*** Extracted information Section Begins ***

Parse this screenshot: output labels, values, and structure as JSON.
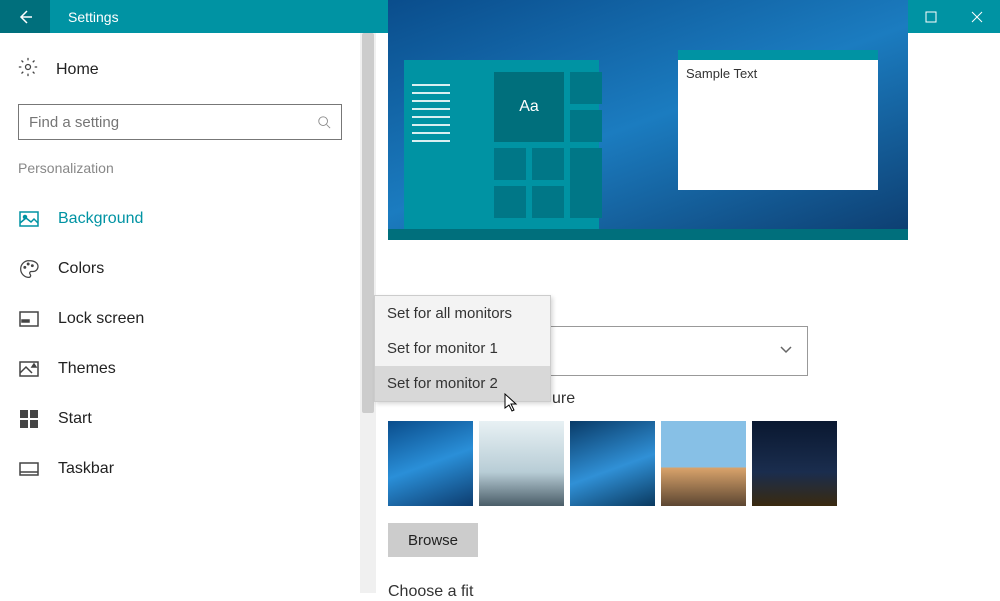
{
  "titlebar": {
    "title": "Settings"
  },
  "sidebar": {
    "home": "Home",
    "search_placeholder": "Find a setting",
    "category": "Personalization",
    "items": [
      {
        "label": "Background",
        "active": true
      },
      {
        "label": "Colors"
      },
      {
        "label": "Lock screen"
      },
      {
        "label": "Themes"
      },
      {
        "label": "Start"
      },
      {
        "label": "Taskbar"
      }
    ]
  },
  "preview": {
    "tile_caption": "Aa",
    "sample_window_text": "Sample Text"
  },
  "context_menu": {
    "items": [
      "Set for all monitors",
      "Set for monitor 1",
      "Set for monitor 2"
    ],
    "hovered_index": 2
  },
  "main": {
    "choose_picture_label_fragment": "ure",
    "browse_label": "Browse",
    "fit_label": "Choose a fit"
  }
}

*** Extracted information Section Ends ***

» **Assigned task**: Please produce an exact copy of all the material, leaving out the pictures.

» **Result of the task**:
Parse this screenshot: output labels, values, and structure as JSON.
{
  "titlebar": {
    "title": "Settings"
  },
  "sidebar": {
    "home": "Home",
    "search_placeholder": "Find a setting",
    "category": "Personalization",
    "items": [
      {
        "label": "Background",
        "active": true
      },
      {
        "label": "Colors"
      },
      {
        "label": "Lock screen"
      },
      {
        "label": "Themes"
      },
      {
        "label": "Start"
      },
      {
        "label": "Taskbar"
      }
    ]
  },
  "preview": {
    "tile_caption": "Aa",
    "sample_window_text": "Sample Text"
  },
  "context_menu": {
    "items": [
      "Set for all monitors",
      "Set for monitor 1",
      "Set for monitor 2"
    ],
    "hovered_index": 2
  },
  "main": {
    "choose_picture_label_fragment": "ure",
    "browse_label": "Browse",
    "fit_label": "Choose a fit"
  }
}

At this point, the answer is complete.